No 7007 - Great Western
About the engine
With the re-opening of the line in 1974, and the switch to electric motive power, there was a clear need once more for a second locomotive.
Alex Schwab had bought 5060 second hand (although only six months old), but now set about designing a brand new engine. He worked with Tom Smith of Lechlade, who had supplied the first electric engine, and together they produced the locomotive which entered service in 1976 bearing the number 7007 and the name Great Western.
Smith re-used the motor originally fitted to his electric railcar, on his own Lechlade Light Railway. (This railcar, converted to a saloon coach, later came to Saltwood as well - see C&W pages.) The motor never performed well in Great Western, and Alex Schwab expressed disappointment in the locomotive, until in 1986 Tom Smith recommended a full overhaul of the motor by Sid Shorter, who was the engineer of the Bridgehill & Beechwood Railway near Canterbury, a private 7¼" line near Canterbury, owned by Mike Stewart, which operated entirely with Tom Smith stock. Shorter identified a problem with the brush gear. He removed the motor to Canterbury and overhauled it, with Great Western returning to operational service during the 1986 season. The engine was transformed, and now operated beautifully, performing at least as well as sister-engine Earl of Berkeley. Sadly, these improvements only benefited the line for six months, as the tragic closure was to occur in 1987.
The motor in Great Western was a 24v dynostart motor from a Churchill tank. Tom Smith acquired eight such motors (Army surplus) and they were used in eight of his locomotive builds, including both Saltwood engines.
By mutual agreement Great Western was supplied slightly unfinished, so that Alex Schwab could make some alterations. Tom Smith had a very practical approach to design and construction, which sometimes left Alex Schwab wanting a little more in the way of attention to detail. The unfinished delivery condition was a compromise, allowing Alex to add the ‘finishing touches’, including mock springs, buffers, and other details.
Where is it now?
After Alex Schwab's death thieves broke into Saltwood locomotive depot and stole the nameplates from the cab sides of Great Western. The engine returned to Lechlade in the summer of 1987, and received a full overhaul, including a repaint into blue livery. The locomotive was subsequently sold on to Pettitts Amusement Park in Norfolk, for £1,200. The locomotive underwent extensive rebuilding; stripped of her electric motor, she was equipped with a petrol hydraulic drive and re-gauged to 10¼" gauge. In this guise she operated in Norfolk until largely replaced by Pettitts' own home-built locomotive. The engine became redundant and went into storage. Reportedly sold in September 1991, her whereabouts for several years remains uncertain. She emerged again in April 2009 and under the careful eye of her new owner, Jack Salter, was converted back to her original gauge and colour scheme.

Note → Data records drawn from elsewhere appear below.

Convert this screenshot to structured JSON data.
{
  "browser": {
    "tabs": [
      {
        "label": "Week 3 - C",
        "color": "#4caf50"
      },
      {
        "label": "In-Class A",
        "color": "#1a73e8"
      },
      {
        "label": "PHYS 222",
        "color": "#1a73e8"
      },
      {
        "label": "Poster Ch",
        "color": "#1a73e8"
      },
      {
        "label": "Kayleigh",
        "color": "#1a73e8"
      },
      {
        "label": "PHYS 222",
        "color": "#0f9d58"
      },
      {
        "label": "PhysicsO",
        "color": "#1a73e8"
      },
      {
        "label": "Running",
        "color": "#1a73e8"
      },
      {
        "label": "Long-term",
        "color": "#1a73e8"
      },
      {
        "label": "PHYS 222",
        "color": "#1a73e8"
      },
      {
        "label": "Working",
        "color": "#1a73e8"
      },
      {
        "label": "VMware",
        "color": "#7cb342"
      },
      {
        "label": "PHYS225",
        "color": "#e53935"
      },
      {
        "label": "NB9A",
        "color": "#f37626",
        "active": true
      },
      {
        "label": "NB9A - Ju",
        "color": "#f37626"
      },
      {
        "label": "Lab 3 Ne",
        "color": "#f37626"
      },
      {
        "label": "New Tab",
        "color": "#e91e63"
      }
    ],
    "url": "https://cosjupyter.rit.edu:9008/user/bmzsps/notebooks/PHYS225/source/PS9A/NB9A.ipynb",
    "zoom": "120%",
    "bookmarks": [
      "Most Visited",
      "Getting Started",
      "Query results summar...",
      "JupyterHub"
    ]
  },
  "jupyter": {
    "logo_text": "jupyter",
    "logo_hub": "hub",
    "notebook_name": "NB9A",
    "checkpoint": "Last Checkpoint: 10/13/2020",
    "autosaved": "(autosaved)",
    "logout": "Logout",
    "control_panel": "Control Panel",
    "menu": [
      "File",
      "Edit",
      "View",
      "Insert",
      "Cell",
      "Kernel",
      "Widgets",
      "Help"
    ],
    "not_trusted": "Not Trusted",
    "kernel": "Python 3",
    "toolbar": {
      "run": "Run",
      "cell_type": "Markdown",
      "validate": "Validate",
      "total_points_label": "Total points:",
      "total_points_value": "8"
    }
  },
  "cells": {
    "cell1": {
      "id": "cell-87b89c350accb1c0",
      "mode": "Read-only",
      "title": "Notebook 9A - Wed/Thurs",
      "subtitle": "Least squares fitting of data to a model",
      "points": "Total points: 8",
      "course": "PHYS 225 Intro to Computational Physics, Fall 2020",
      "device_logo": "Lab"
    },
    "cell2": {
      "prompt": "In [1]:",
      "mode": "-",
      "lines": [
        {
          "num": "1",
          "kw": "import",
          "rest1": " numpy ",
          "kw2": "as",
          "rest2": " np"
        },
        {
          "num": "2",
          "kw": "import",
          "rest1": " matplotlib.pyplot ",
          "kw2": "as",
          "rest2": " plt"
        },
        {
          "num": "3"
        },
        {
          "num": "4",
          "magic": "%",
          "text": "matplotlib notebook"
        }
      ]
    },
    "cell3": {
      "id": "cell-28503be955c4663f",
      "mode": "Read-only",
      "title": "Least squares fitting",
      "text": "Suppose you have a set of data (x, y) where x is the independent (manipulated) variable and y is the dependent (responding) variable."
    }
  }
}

It was intended that the engine would return to service in the Doncaster area, but more recently the engine has once again slipped into hiding. Any up to date information would be gratefully received.